Hot tubs cost a fortune to run, or do they?

If you have had your tub for many years it may be consuming a lot of power just like an old appliance, but with new technology comes better efficiency.  A quality new tub will consume about a dollar’s worth of electricity per day, that’s with more jets, and better filtration. When buying a new tub we recommend investing in full foam insulation, and a 4”-5” thick cover. This will ensure that your tub does not use power needlessly to keep up to temperature. Many new tubs are equipped with standard, economy, and sleep modes. Standard mode will heat your tub whenever the preset temperature drops. Economy mode will heat your tub only during a filtration cycle. Often tub owners who soak at a regular time of day, will set the filtration cycle to end just before. This ensures that the temp is up and the water has been refreshed recently.  Sleep mode is great if you go away on holiday, or know you won’t be using it for a few days. It reduces the temp by about 20 degrees which saves power, but keeps it within the range needed for your chemicals to stay active, and for pipes not to freeze.
  A thick, snug fitting, well maintained cover is going to make a big difference in costs as well. Treat it gently as the foam inside can break, once it’s broken it will start to absorb water quickly which will reduce its efficiency, and make it hard to lift. Remember that a thicker cover has better structure to withstand the many ups and downs of regular use. If your cover is still in great shape a good practice is to take it off on a hot day, carefully stand it against a wall, and let the sun dry it out. Time it around a tub cleaning day. Also make sure to treat the outside of it with a product that protects the material such as armor-all. Use it regularly to maintain the fabrics integrity. If your cover is broken you have a couple options.

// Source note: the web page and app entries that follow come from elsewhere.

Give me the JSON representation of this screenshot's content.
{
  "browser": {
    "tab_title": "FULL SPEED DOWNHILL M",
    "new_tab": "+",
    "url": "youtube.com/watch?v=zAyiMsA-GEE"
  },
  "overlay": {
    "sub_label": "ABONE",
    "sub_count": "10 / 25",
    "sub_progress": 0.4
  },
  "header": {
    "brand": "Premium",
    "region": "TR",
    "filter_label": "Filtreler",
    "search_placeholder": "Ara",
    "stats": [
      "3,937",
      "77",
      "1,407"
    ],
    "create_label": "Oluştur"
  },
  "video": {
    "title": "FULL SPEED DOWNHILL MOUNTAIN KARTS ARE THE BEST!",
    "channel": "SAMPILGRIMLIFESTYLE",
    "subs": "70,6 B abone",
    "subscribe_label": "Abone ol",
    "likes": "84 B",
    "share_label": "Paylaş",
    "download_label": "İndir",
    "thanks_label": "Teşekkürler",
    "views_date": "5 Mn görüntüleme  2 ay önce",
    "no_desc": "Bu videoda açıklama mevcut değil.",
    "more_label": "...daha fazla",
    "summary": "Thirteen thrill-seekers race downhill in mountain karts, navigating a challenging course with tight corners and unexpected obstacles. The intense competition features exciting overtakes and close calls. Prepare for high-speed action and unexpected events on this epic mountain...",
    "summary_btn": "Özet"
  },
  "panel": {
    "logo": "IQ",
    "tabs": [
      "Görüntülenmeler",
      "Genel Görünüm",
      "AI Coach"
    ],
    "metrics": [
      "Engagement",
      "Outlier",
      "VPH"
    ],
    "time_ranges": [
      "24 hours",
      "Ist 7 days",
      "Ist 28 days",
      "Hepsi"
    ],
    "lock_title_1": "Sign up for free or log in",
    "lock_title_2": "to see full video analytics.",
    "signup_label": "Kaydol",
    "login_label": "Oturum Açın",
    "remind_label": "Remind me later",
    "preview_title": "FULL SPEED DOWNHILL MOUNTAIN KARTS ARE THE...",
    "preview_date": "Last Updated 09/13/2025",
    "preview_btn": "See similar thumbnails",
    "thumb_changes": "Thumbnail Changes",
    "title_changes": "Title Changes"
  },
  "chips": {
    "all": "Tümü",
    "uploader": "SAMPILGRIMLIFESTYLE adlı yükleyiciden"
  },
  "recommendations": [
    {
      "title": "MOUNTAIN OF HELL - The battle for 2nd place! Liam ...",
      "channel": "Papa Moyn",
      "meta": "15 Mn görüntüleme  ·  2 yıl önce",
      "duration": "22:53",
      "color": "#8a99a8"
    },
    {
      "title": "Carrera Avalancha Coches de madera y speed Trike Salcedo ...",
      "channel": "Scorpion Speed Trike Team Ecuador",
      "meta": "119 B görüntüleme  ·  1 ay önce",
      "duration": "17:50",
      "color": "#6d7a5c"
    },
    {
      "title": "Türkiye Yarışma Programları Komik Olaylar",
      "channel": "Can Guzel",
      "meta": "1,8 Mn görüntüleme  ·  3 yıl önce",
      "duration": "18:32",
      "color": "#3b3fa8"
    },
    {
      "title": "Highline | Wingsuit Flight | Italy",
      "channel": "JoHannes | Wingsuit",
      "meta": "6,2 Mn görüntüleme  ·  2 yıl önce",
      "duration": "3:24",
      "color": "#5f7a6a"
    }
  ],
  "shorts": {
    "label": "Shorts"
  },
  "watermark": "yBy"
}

Foam inserts can be purchased if the cover material is in good shape ie: no nicks, cuts, tears, or areas that have absorbed water. (When the fabric has absorbed water it will start to get thick, and out of shape), or buy a completely new one. There isn’t a huge difference in price, but you may feel better reducing your waste.
   Depending on the original quality of your tub you may get 15-20 years out of it, but as with any equipment that has moving parts, over time maintenance will be a factor. Finding parts for tubs older than 10 years can be frustrating, especially if the company is no longer in business. Once one component goes, you may soon be looking at replacing everything part by part.
To ensure your investment lasts as long as possible, follow these simple guidelines:
1.       Buy a quality tub from a reputable dealer to start with. Those on line bargains may end up costing you more in the long run.
2.       Select full foam insulation. This option keeps heat in which will save you money, and your pumps don’t have to work as hard. It also stabilizes the hoses that run to the jets, halting movement around connections when the pumps kick in.
3.       The thicker the cover the better your tub is protected, and the less likely it is to break. Use a fabric protector on it regularly to maintain its integrity.
4.       Check your water chemistry regularly. Scale and unbalanced PH will damage your tub and its components within a short time.
5.       Protect your investment. Clean your tub regularly. Look for wear and tear that could be caught sooner, rather than later. If the cabinet isn’t synthetic then keep the wood painted or stained.
6.       Consider putting a gazebo over your tub if it’s under conifer trees. Needles can be very damaging when they get into the filtration system.
7.       If your tub is in a windy or exposed area, a screen or fence can be beneficial in reducing heating costs, as well as protecting it from the environment.